# Problem details
Copy each line below that contains "header".

Given records section start

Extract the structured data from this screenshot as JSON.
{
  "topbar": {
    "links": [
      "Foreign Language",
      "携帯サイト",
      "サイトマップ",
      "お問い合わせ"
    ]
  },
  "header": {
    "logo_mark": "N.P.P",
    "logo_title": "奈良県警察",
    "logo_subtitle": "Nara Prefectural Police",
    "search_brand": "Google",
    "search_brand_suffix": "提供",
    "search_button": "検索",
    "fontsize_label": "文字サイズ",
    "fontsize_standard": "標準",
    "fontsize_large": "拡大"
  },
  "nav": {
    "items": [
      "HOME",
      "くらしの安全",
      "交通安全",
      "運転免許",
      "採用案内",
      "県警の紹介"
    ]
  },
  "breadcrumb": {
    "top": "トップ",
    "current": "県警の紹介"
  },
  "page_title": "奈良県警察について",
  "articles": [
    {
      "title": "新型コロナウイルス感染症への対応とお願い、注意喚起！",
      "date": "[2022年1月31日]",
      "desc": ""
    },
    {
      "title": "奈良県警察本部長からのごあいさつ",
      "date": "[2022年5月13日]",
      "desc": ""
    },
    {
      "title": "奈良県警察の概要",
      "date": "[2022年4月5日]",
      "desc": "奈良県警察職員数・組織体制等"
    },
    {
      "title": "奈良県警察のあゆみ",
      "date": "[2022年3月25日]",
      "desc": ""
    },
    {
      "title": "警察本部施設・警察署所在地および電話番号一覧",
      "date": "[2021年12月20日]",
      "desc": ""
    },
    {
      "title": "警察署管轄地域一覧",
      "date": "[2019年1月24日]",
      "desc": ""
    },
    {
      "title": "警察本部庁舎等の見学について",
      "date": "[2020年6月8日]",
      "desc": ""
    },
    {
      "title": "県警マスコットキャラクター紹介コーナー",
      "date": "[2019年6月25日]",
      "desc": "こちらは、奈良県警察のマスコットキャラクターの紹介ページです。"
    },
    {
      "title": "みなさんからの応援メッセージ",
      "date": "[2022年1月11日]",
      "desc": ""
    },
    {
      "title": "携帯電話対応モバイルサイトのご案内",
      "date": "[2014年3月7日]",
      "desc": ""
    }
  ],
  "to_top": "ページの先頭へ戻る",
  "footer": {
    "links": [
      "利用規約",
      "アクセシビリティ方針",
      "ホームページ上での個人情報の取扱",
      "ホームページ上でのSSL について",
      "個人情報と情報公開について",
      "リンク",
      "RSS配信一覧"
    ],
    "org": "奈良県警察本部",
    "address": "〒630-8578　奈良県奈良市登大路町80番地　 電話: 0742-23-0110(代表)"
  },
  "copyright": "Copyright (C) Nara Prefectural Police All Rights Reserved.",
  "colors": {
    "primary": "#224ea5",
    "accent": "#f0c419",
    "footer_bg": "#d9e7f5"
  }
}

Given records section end
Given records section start

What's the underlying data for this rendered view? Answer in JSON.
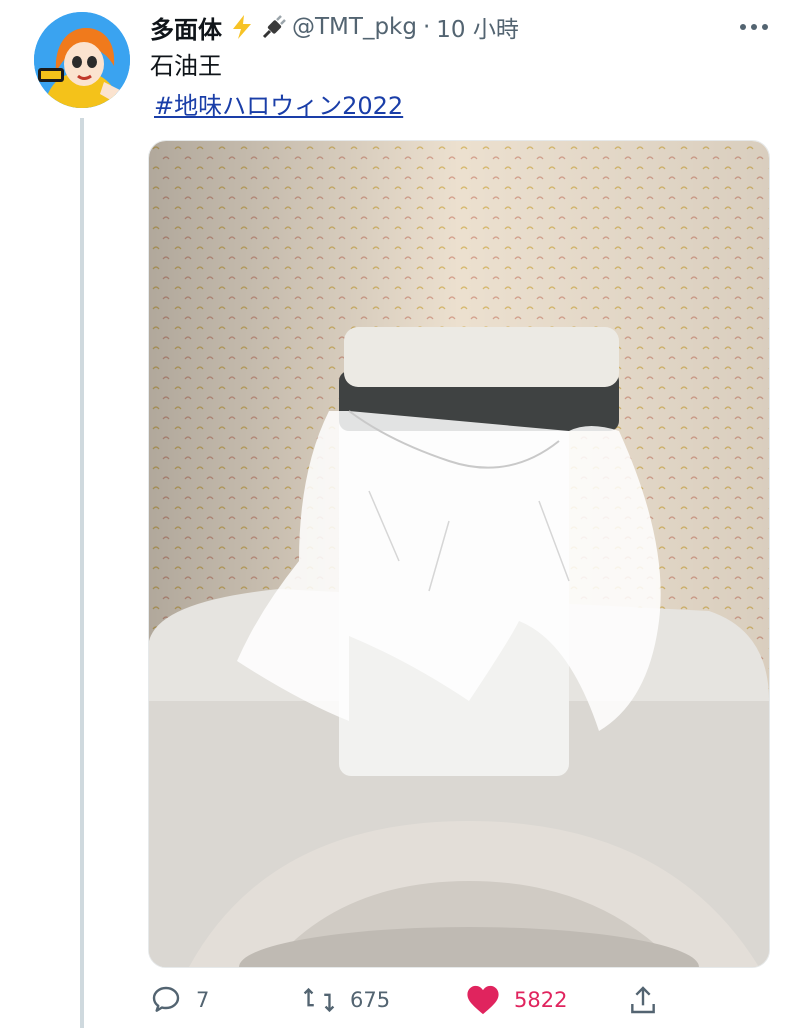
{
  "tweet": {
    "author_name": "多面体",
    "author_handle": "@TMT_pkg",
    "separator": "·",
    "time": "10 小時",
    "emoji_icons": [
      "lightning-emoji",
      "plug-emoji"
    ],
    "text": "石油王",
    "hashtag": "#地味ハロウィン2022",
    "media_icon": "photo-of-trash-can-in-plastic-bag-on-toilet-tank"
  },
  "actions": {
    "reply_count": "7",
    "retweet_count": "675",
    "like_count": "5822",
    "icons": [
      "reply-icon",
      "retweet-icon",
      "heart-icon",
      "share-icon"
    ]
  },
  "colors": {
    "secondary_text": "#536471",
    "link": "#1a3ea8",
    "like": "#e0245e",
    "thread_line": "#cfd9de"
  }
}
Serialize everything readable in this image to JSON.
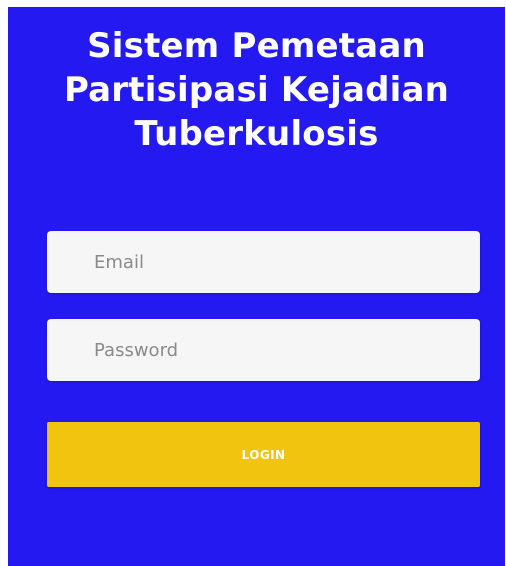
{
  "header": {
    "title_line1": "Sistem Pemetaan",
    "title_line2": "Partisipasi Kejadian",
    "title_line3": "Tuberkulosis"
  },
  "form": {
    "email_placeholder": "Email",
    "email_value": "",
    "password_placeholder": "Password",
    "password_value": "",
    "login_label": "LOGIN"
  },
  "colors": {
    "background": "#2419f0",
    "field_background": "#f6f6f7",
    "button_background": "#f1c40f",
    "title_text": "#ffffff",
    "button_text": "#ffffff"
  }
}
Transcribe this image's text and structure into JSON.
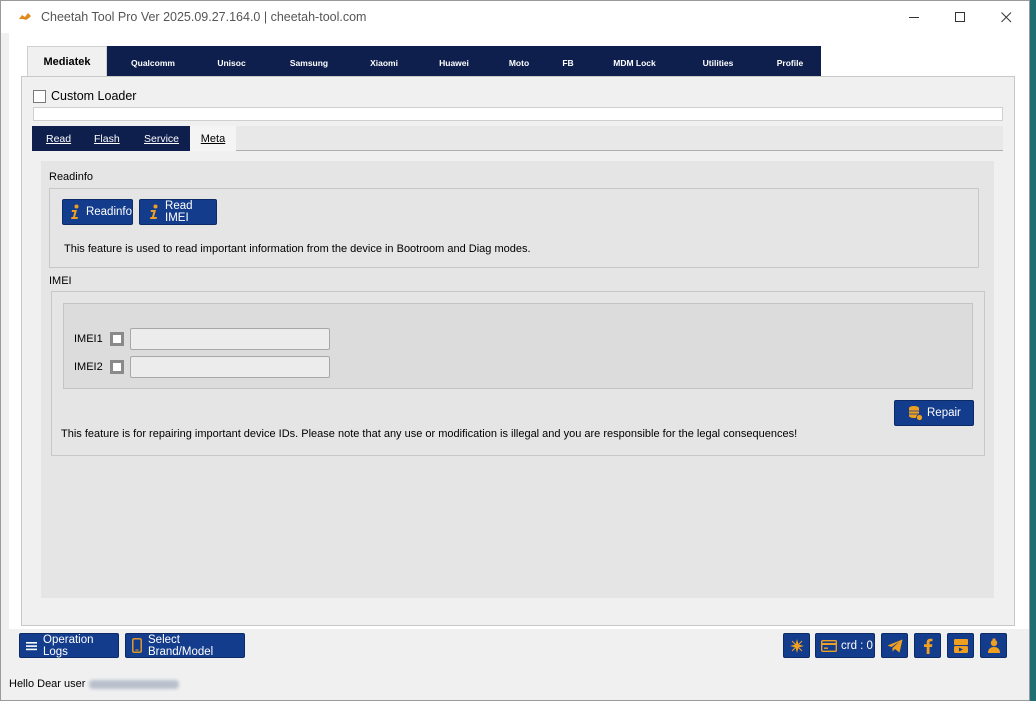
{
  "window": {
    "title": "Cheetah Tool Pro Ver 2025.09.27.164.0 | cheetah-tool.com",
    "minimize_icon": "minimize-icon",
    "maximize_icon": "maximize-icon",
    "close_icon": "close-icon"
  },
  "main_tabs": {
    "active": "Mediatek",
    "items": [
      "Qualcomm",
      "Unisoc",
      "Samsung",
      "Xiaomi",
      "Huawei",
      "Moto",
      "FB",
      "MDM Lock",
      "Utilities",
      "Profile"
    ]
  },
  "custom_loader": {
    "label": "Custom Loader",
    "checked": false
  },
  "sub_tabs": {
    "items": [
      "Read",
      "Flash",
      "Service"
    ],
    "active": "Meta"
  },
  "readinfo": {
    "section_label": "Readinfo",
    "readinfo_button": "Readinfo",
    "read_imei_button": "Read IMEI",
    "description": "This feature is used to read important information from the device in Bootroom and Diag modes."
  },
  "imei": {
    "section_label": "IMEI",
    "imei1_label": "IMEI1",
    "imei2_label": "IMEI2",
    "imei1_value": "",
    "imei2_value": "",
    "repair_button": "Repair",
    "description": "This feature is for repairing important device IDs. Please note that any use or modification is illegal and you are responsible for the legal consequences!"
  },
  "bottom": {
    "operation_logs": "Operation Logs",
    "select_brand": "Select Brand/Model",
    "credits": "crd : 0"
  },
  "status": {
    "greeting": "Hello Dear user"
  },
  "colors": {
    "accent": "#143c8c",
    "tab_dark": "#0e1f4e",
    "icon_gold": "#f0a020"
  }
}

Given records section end
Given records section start

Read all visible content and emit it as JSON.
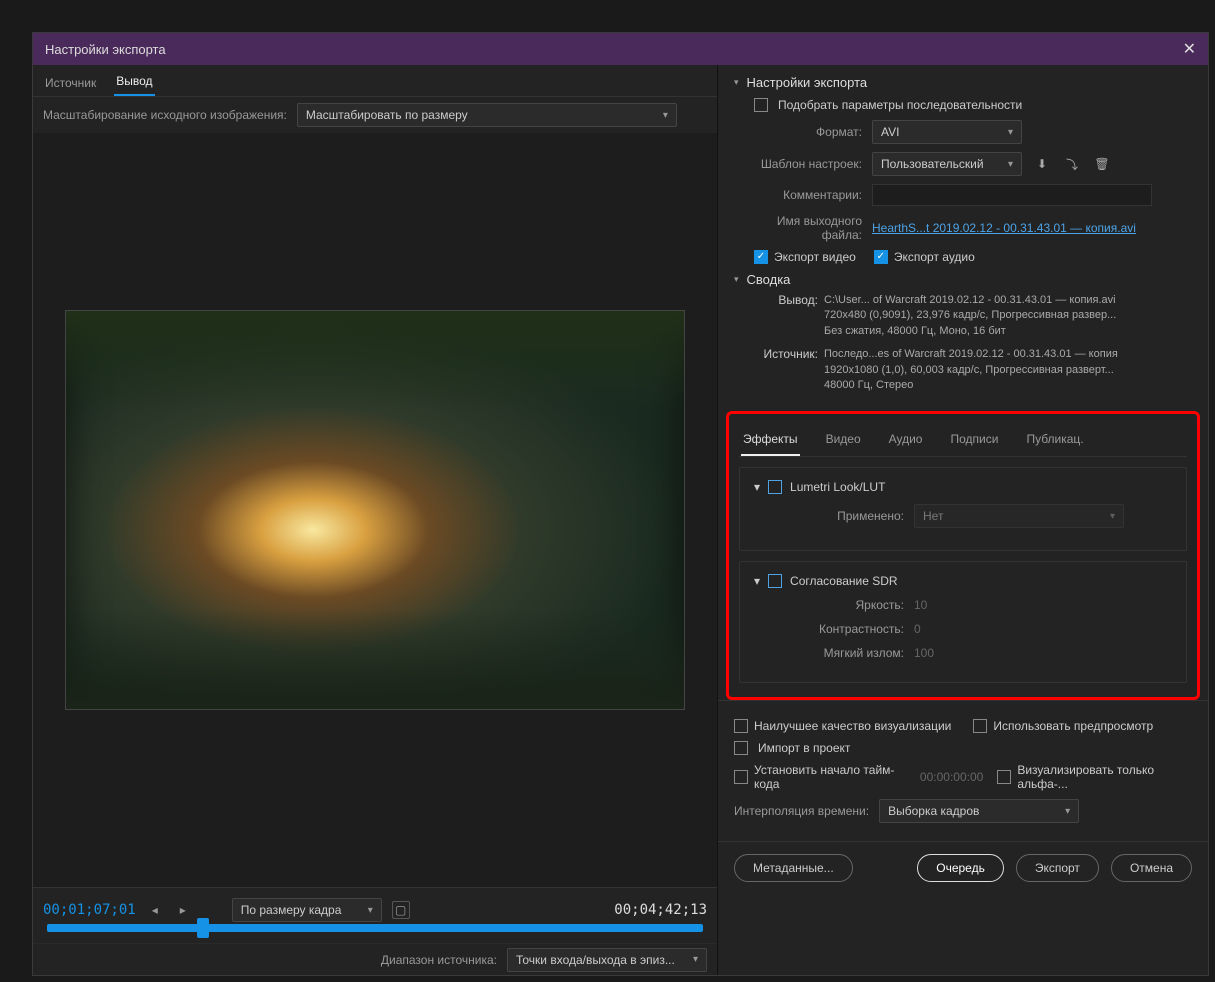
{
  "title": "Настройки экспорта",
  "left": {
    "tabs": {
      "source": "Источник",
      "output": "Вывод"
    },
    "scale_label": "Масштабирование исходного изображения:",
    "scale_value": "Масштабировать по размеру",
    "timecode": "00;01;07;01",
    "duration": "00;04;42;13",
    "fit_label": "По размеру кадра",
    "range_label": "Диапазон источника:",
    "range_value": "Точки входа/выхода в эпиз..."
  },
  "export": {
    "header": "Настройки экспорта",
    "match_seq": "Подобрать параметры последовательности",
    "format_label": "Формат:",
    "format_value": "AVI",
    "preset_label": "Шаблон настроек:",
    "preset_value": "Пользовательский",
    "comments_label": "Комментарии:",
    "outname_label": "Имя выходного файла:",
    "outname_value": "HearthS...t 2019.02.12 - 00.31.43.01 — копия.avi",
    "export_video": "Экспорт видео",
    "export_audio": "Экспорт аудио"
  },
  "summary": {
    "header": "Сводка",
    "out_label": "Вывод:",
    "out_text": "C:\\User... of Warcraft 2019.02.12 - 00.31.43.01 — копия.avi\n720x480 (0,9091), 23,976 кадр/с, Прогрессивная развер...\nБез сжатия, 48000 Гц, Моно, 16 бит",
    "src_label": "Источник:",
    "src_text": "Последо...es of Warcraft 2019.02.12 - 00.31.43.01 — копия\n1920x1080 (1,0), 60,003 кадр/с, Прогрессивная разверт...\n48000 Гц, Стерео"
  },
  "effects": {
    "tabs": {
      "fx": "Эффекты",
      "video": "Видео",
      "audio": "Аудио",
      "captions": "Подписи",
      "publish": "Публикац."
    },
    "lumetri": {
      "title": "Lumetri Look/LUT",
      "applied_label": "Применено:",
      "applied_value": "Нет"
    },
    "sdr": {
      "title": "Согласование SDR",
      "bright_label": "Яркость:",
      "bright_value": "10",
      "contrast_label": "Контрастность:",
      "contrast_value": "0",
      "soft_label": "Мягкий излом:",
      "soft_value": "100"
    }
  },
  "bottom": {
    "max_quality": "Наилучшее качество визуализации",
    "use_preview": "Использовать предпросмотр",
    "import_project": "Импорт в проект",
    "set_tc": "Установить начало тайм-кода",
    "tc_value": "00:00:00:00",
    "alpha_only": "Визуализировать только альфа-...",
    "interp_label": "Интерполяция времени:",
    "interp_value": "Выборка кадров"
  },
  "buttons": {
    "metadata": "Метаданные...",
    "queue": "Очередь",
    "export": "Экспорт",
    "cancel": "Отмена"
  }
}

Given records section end

# Solution to the problem
  "header": {
  "header": {
    "header": "Настройки экспорта",
    "header": "Сводка",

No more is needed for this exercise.